◆ **TASK TO CARRY OUT**
For each line below, check for the word "content", then state how many lines contain it, with no other output.

(Page and application data records)

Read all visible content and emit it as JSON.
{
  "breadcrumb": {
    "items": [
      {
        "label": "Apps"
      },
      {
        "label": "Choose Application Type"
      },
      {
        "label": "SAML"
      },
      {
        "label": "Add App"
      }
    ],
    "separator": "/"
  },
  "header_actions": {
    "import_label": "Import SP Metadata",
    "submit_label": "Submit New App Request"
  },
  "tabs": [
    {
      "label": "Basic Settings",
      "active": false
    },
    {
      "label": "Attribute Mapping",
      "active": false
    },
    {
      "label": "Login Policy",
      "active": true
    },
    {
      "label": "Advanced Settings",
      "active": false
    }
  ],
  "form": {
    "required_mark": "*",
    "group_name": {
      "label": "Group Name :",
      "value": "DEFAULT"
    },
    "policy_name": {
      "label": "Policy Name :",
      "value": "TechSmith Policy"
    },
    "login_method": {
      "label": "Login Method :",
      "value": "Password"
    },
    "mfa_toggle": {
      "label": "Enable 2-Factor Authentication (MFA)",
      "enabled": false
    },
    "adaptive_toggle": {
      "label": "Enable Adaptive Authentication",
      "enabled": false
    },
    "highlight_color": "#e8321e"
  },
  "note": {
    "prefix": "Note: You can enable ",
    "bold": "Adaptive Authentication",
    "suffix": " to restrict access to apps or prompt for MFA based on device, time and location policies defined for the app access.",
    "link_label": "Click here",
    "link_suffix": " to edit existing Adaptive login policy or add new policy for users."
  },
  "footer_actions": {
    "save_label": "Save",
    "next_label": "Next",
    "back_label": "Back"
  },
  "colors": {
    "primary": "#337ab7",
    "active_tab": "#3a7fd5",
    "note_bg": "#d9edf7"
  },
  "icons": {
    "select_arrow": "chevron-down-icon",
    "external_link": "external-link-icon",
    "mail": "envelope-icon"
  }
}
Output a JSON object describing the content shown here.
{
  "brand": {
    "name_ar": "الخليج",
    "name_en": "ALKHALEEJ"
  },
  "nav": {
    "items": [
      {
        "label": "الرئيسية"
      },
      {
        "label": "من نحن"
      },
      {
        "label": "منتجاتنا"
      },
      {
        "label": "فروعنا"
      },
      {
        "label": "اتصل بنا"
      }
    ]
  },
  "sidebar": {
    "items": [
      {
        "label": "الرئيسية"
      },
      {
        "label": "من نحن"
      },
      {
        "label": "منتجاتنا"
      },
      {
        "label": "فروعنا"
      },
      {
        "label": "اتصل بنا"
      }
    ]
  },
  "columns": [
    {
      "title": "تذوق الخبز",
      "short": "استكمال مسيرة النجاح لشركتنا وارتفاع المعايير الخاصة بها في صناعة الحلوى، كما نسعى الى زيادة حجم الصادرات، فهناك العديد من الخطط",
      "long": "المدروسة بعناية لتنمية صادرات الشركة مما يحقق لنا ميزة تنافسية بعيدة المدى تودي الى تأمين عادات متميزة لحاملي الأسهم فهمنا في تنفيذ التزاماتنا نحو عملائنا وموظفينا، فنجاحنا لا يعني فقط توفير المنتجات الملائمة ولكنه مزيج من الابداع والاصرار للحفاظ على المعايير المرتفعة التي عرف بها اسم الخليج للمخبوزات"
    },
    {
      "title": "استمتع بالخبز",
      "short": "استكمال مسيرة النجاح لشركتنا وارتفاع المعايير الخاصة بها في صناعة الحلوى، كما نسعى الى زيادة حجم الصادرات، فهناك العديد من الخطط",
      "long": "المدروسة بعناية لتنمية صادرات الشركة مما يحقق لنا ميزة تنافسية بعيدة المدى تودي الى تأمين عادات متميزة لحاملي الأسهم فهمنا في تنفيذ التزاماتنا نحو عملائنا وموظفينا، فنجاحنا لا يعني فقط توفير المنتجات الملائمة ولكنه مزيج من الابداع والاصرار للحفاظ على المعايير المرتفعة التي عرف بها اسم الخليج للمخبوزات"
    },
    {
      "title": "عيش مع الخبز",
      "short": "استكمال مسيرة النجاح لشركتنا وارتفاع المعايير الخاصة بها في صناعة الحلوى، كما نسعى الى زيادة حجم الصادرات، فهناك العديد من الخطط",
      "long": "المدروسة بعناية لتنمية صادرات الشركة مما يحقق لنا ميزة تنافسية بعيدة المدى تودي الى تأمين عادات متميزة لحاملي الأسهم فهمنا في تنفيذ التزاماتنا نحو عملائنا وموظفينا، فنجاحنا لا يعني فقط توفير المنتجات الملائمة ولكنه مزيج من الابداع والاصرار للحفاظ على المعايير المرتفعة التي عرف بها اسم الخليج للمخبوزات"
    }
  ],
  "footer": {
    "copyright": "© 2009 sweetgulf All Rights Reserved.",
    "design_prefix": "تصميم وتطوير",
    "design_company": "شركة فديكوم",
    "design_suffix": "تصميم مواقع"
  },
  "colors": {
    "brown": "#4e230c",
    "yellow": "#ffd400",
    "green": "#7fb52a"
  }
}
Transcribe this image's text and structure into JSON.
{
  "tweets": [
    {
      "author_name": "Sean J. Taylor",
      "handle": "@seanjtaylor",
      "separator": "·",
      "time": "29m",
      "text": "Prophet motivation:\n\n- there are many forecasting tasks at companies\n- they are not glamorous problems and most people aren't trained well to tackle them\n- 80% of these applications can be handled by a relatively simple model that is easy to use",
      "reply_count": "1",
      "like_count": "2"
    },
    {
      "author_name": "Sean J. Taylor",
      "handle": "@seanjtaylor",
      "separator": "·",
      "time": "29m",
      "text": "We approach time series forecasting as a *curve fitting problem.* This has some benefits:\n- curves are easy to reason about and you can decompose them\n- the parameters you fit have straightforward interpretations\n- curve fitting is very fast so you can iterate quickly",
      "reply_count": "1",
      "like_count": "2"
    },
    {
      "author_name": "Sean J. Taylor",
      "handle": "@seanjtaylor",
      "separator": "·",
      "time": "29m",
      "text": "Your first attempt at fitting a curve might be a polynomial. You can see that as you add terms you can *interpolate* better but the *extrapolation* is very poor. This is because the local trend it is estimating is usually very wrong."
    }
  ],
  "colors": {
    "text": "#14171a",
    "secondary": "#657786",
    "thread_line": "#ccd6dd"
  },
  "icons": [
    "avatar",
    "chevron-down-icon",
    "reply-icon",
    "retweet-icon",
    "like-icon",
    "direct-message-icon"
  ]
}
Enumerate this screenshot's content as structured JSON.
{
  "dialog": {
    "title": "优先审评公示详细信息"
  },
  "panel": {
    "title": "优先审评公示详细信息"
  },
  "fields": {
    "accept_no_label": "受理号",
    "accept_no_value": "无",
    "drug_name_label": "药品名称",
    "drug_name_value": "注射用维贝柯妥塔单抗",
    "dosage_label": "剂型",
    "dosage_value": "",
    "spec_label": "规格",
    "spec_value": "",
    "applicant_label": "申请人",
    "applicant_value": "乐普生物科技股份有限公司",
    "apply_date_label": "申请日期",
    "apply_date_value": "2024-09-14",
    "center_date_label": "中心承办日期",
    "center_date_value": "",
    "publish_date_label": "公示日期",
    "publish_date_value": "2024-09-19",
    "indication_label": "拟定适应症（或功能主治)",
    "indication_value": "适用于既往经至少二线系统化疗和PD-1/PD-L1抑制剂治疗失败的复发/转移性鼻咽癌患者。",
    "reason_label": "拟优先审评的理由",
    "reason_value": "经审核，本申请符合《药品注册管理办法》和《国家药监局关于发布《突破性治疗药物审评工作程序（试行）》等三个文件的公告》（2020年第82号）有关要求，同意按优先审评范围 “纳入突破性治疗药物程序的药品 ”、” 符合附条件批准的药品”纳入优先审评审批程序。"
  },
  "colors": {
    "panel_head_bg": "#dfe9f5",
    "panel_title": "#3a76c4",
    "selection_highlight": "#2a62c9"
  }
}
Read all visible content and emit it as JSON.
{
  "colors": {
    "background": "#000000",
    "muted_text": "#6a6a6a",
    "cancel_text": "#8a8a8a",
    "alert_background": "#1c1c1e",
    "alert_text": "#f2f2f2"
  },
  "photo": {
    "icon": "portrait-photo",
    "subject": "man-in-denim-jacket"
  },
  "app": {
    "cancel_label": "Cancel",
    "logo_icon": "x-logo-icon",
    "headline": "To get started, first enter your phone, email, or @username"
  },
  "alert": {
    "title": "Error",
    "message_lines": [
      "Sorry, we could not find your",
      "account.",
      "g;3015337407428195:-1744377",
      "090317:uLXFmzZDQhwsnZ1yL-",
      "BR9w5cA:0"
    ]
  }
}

◆ **ANSWER SECTION**
4